Experts carried out a random controlled trial on more than 12,000 people in Scotland who were at high risk of developing the disease.
They found people who took the test were more likely to be diagnosed with cancer at an early stage.
Chief investigator, Prof Frank Sullivan, said the findings could have “globally significant implications”.
Lung cancer is the most common cancer that kills in Scotland, and is attributed to a quarter of the country’s cancer-related deaths.
About 85% of patients in the UK are left undiagnosed until the disease has spread to other parts of the body.
However the Early Detection of Cancer of the Lung Scotland trial found the test could detect the illness four years or more before standard clinical diagnosis.
How did the trial work?
In what is believed to be the largest trial of its kind in the world, 12,209 patients from Glasgow, Lanarkshire and Tayside were recruited to take part.
They were all adults aged 50-75 who were smokers or former smokers.
Of those who received the EarlyCDT lung test and went on to develop lung cancer, 41.1% were diagnosed at an early stage (stage 1 and 2) .

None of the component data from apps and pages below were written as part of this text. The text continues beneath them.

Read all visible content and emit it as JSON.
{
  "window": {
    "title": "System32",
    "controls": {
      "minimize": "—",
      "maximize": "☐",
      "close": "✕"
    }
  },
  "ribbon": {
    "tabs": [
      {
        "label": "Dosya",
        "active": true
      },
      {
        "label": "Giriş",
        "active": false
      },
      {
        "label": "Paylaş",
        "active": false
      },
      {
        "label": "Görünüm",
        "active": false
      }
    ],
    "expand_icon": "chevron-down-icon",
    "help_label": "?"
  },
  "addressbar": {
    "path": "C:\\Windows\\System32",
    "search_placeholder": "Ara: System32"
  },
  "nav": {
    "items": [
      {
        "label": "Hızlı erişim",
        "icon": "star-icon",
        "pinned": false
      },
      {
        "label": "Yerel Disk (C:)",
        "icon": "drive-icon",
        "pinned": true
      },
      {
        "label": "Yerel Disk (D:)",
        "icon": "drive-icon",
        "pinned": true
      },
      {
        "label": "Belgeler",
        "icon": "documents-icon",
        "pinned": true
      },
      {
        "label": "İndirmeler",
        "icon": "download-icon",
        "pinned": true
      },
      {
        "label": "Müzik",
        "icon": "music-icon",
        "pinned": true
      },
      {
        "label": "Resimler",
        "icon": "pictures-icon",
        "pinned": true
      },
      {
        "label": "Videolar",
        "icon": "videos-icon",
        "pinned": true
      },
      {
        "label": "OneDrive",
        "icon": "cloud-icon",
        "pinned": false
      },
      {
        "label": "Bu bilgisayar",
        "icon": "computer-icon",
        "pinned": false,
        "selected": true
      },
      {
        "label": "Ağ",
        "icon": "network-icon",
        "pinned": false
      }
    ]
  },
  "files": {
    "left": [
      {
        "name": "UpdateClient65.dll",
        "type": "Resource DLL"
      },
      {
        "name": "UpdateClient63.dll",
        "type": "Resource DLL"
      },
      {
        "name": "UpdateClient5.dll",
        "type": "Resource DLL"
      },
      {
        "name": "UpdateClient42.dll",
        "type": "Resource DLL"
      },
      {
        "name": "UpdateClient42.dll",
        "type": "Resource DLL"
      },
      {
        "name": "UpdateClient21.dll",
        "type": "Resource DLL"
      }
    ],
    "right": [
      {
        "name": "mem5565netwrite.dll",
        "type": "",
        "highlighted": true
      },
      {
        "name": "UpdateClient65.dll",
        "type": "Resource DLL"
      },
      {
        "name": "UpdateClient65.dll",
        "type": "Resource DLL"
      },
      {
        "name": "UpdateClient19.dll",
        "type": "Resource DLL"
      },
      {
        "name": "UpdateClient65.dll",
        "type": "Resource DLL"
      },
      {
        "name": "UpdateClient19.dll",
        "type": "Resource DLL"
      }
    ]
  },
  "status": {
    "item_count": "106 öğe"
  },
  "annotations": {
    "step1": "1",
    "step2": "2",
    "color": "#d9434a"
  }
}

Meanwhile about a quarter (26.8%) of the control group who received standard care were diagnosed early.